Talking about Sakshi Tanwar, who plays their mother in the film, they reveal how easy it was to work with her, and how just being around their on-screen parents taught them a great deal. Through the hectic shoot schedule, injuries were common and stress levels ran high for the débutantes. Scared of being dropped from the film, they initially wouldn’t tell their coach about the pain, much to everyone’s dismay. The learning has been tremendous, they concur, and the process is ongoing. Interning in Aamir Khan Productions, they have learnt about filmmaking and what goes into pre- and post-production, expanding their horizons.

For the future
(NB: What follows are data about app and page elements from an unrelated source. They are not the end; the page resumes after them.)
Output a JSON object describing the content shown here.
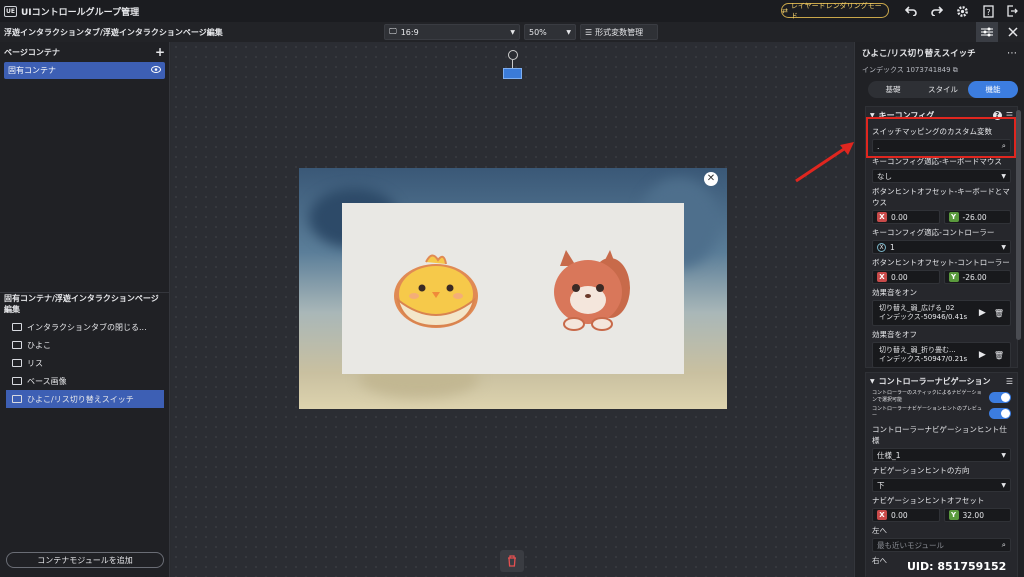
{
  "app": {
    "icon_text": "UE",
    "title": "UIコントロールグループ管理",
    "layer_mode": "レイヤードレンダリングモード"
  },
  "toolbar": {
    "breadcrumb": "浮遊インタラクションタブ/浮遊インタラクションページ編集",
    "aspect": "16:9",
    "zoom": "50%",
    "format_vars": "形式変数管理"
  },
  "left_panel": {
    "page_content_title": "ページコンテナ",
    "fixed_container": "固有コンテナ",
    "tree_title": "固有コンテナ/浮遊インタラクションページ編集",
    "tree_items": [
      {
        "label": "インタラクションタブの閉じる..."
      },
      {
        "label": "ひよこ"
      },
      {
        "label": "リス"
      },
      {
        "label": "ベース画像"
      },
      {
        "label": "ひよこ/リス切り替えスイッチ"
      }
    ],
    "add_module": "コンテナモジュールを追加"
  },
  "right_panel": {
    "title": "ひよこ/リス切り替えスイッチ",
    "index": "インデックス 1073741849",
    "tabs": [
      "基礎",
      "スタイル",
      "機能"
    ],
    "key_config": {
      "header": "キーコンフィグ",
      "custom_var_label": "スイッチマッピングのカスタム変数",
      "custom_var_value": ".",
      "kbm_label": "キーコンフィグ適応-キーボードマウス",
      "kbm_value": "なし",
      "kbm_offset_label": "ボタンヒントオフセット-キーボードとマウス",
      "kbm_offset_x": "0.00",
      "kbm_offset_y": "-26.00",
      "ctrl_label": "キーコンフィグ適応-コントローラー",
      "ctrl_value": "1",
      "ctrl_offset_label": "ボタンヒントオフセット-コントローラー",
      "ctrl_offset_x": "0.00",
      "ctrl_offset_y": "-26.00",
      "sound_on_label": "効果音をオン",
      "sound_on_name": "切り替え_弱_広げる_02",
      "sound_on_meta": "インデックス-50946/0.41s",
      "sound_off_label": "効果音をオフ",
      "sound_off_name": "切り替え_弱_折り畳む...",
      "sound_off_meta": "インデックス-50947/0.21s"
    },
    "controller_nav": {
      "header": "コントローラーナビゲーション",
      "toggle1": "コントローラーのスティックによるナビゲーションで選択可能",
      "toggle2": "コントローラーナビゲーションヒントのプレビュー",
      "spec_label": "コントローラーナビゲーションヒント仕様",
      "spec_value": "仕様_1",
      "dir_label": "ナビゲーションヒントの方向",
      "dir_value": "下",
      "offset_label": "ナビゲーションヒントオフセット",
      "offset_x": "0.00",
      "offset_y": "32.00",
      "left_label": "左へ",
      "left_placeholder": "最も近いモジュール",
      "right_label": "右へ"
    }
  },
  "watermark": "UID: 851759152"
}
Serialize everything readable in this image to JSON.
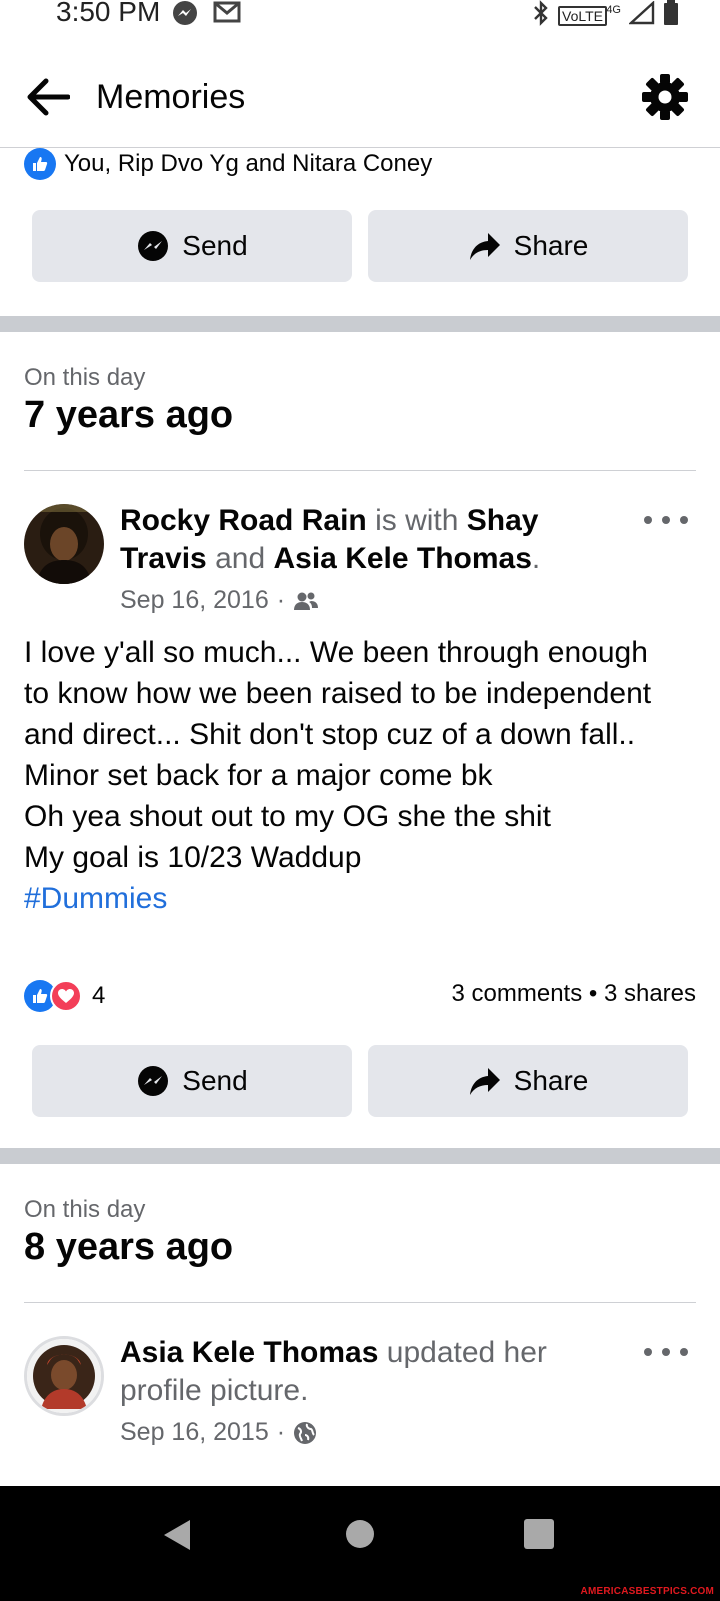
{
  "status_bar": {
    "time": "3:50 PM",
    "network_label": "VoLTE",
    "network_gen": "4G"
  },
  "header": {
    "title": "Memories"
  },
  "prev_post": {
    "reactors_text": "You, Rip Dvo Yg and Nitara Coney",
    "send_label": "Send",
    "share_label": "Share"
  },
  "memory_1": {
    "kicker": "On this day",
    "title": "7 years ago",
    "author": "Rocky Road Rain",
    "with_text": "is with",
    "tag_1_part1": "Shay",
    "tag_1_part2": "Travis",
    "and_text": "and",
    "tag_2": "Asia Kele Thomas",
    "period": ".",
    "date": "Sep 16, 2016",
    "body_lines": [
      "I love y'all so much...  We been through enough",
      "to know how we been raised to be independent",
      "and direct...  Shit don't stop cuz of a down fall..",
      "Minor set back for a major come bk",
      "Oh yea shout out to my OG she the shit",
      "My goal is 10/23 Waddup"
    ],
    "hashtag": "#Dummies",
    "reaction_count": "4",
    "comments_shares": "3 comments • 3 shares",
    "send_label": "Send",
    "share_label": "Share"
  },
  "memory_2": {
    "kicker": "On this day",
    "title": "8 years ago",
    "author": "Asia Kele Thomas",
    "action_part1": "updated her",
    "action_part2": "profile picture.",
    "date": "Sep 16, 2015"
  },
  "watermark": "AMERICASBESTPICS.COM",
  "colors": {
    "facebook_blue": "#1877f2",
    "love_red": "#f33e58",
    "hashtag_blue": "#216fdb",
    "button_gray": "#e4e6eb",
    "secondary_text": "#65676b"
  }
}
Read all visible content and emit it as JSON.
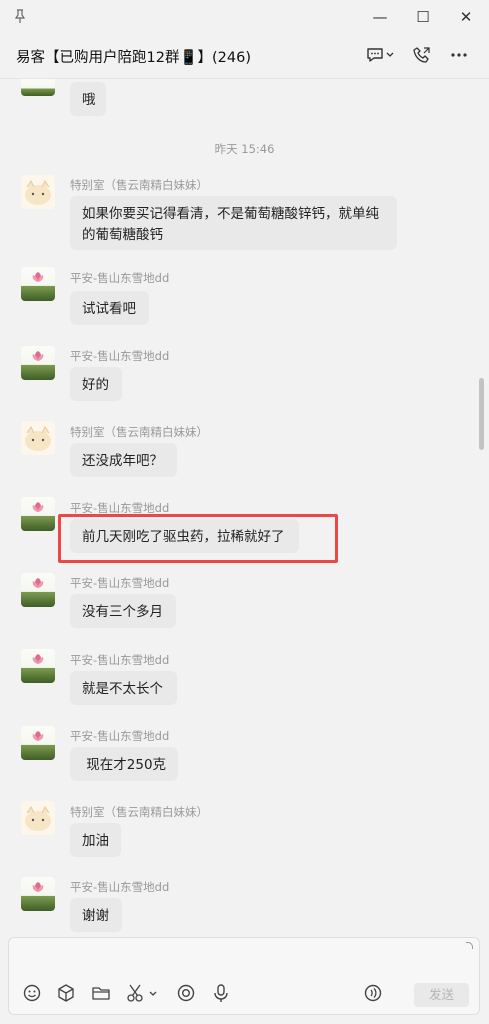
{
  "window": {
    "pin_icon": "pin-icon",
    "minimize": "—",
    "maximize": "☐",
    "close": "✕"
  },
  "header": {
    "title": "易客【已购用户陪跑12群📱】(246)",
    "chat_icon": "chat-bubble-icon",
    "call_icon": "phone-icon",
    "more_icon": "more-icon"
  },
  "messages": [
    {
      "type": "bubble",
      "text": "哦"
    },
    {
      "type": "time",
      "text": "昨天 15:46"
    },
    {
      "sender": "特别室（售云南精白妹妹）",
      "line1": "如果你要买记得看清，不是葡萄糖酸锌钙，就单纯",
      "line2": "的葡萄糖酸钙"
    },
    {
      "sender": "平安-售山东雪地dd",
      "text": "试试看吧"
    },
    {
      "sender": "平安-售山东雪地dd",
      "text": "好的"
    },
    {
      "sender": "特别室（售云南精白妹妹）",
      "text": "还没成年吧？"
    },
    {
      "sender": "平安-售山东雪地dd",
      "text": "前几天刚吃了驱虫药，拉稀就好了"
    },
    {
      "sender": "平安-售山东雪地dd",
      "text": "没有三个多月"
    },
    {
      "sender": "平安-售山东雪地dd",
      "text": "就是不太长个"
    },
    {
      "sender": "平安-售山东雪地dd",
      "text": " 现在才250克"
    },
    {
      "sender": "特别室（售云南精白妹妹）",
      "text": "加油"
    },
    {
      "sender": "平安-售山东雪地dd",
      "text": "谢谢"
    }
  ],
  "input": {
    "send_label": "发送"
  }
}
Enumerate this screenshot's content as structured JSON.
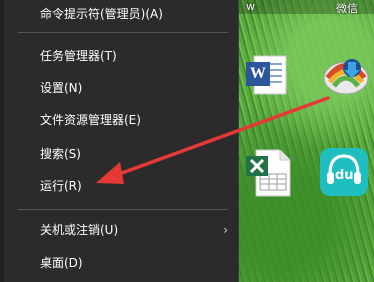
{
  "desktop": {
    "top_labels": [
      "w",
      "微信"
    ]
  },
  "menu": {
    "items": [
      {
        "label": "命令提示符(管理员)(A)",
        "has_submenu": false
      },
      {
        "label": "任务管理器(T)",
        "has_submenu": false
      },
      {
        "label": "设置(N)",
        "has_submenu": false
      },
      {
        "label": "文件资源管理器(E)",
        "has_submenu": false
      },
      {
        "label": "搜索(S)",
        "has_submenu": false
      },
      {
        "label": "运行(R)",
        "has_submenu": false
      },
      {
        "label": "关机或注销(U)",
        "has_submenu": true
      },
      {
        "label": "桌面(D)",
        "has_submenu": false
      }
    ],
    "submenu_arrow": "›"
  },
  "icons": {
    "word": "word-icon",
    "idm": "idm-icon",
    "excel": "excel-icon",
    "du": "du-icon",
    "du_text": "du",
    "word_letter": "W"
  },
  "colors": {
    "menu_bg": "#2b2b2b",
    "arrow": "#e53935",
    "word_blue": "#2b579a",
    "excel_green": "#217346",
    "du_teal": "#1fbfbf"
  }
}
After having rigorously trained to portray the celebrated wrestlers, a challenge that may loom large is the fear of being stereotyped into “masculine” roles. However, the girls don’t regard being typecast as an issue in the film industry today. Giving the example of their contemporary, Alia Bhatt, who has balanced mainstream roles with offbeat performances, they are confident that this dream launch project will only catapult them into success by giving them a chance to do something other than romancing actors.

Future prospects have not been considered yet, given that they’re still immersed in work related to Dangal. Their wish list includes working with all the top directors in the industry, right from Karan Johar and Rajkumar Hirani to Imtiaz Ali and Anurag Basu. Shaikh is inspired by roles such as Kareena Kapoor Khan’s Geet in Jab We Met (2007) and Alia Bhatt’s performance in Udta Punjab (2016). On the other hand, Malhotra is particularly enamoured by Ranbir Kapoor in both Rockstar (2011) and Ae Dil Hai Mushkil (2016). Kangana Ranaut is a favourite for both.

As of now, their fingers are tightly crossed, and they are waiting for the world to see their dhaakad performance in the much-awaited, year-end biggie.

The writer is an intern with The Hindu

Our code of editorial values

Related Topics
This article is closed for comments.
Please Email the Editor

Printable version | Oct 26, 2021 11:10:05 AM |

Next Story